Ellen Page has opened up about a confrontation with a corrupt policeman who specialised in murdering gay people on the side.
The Freeheld star, who came out as a lesbian in 2014, fronts VICE’s new documentary series Gaycation – and travelled to some of the most homophobic places on earth alongside gay best friend Ian Daniel.
Speaking to the Daily Beast, Page opened up about her confrontation in Brazil with a man who works as a contract killer targeting gay people.
The man had agreed to talk on the condition of anonymity – and met with Page and the crew.
She said: “To be honest with you when we were on the roof of a house in the favela and this guy came up, the feeling in my body definitely shifted.”
When asked about killing gay people, he replies: “I think every pigsty needs to be cleaned up… they are worse than animals. If they cross my path I will take care of them.”
But despite the dangerous situation, Page tells the man that she and best friend Ian Daniel are both gay.
She says: “I thought it was important for us to say it to that man and get his honest opinion.
“You just had a conversation with people who are gay. Would you want to kill us, too?
“I think it’s hard to read on camera, but he went from pretty much looking at us, or looking at us from above those sunglasses, to not even looking at our faces after that.
“There was definitely a shift in that moment. That was definitely a moment where you’re like, OK, what did I just do?”
She added: “I checked with everyone because it’s not just me I’m making vulnerable in that situation. There’s a whole crew we work with and the producers on the ground in Brazil. Of course I checked in with everybody.”
The actress continues: “For the most part you’re thinking not about yourself, but those who are living in that community who are potentially at risk of that happening every day.
“And you’re thinking about how does this change? I will say that when you meet the activists in these places, who are the most brave, courageous people that you could ever hope to have the opportunity to meet and talk to and learn from, they make you feel so inspired, like change is hopefully inevitable.
“Not to sound cheesy, but it does seem like love does win in the end. The journey to equality doesn’t stop.”
Ian Daniel added: “When you’re looking into someone’s eyes who just openly admits to cold murdering you, or people like you, it’s a chilling thing to hear.
“I think Ellen and I are agreeing, we’re not really thinking about ourselves. We’re not necessarily thinking ‘Are we in danger?’
“We’re thinking about the people he’s talking about walking down the street and getting run over by a car. Their family doesn’t know where they went.
“There’s no justice for these families. How do you stop this? ‘How many people are there like you, sir?’
“Just assessing the problem. Yes, Ellen and I certainly have experienced hate speech at some level in our lives.
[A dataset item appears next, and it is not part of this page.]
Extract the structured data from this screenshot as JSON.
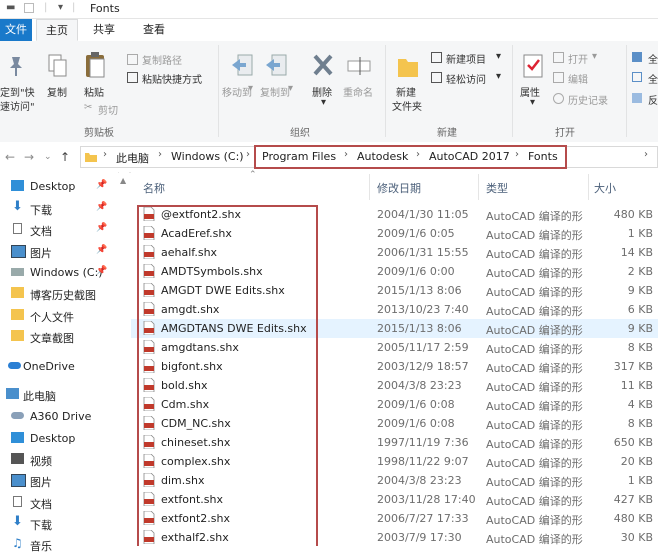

“But I think that was the most visceral form of standing face to face with someone admitting that they hate you and thinking that you’re the dirt of the earth.”
It isn’t the only time Page confronts a homophobe in the series – she attends a Pride parade in Jamaica despite the threats of violence, and challenges anti-LGBT Republican Ted Cruz, who later called her a “liberal fascist”.
Check out the first episode, in which the pair investigate Japan’s gay community, below: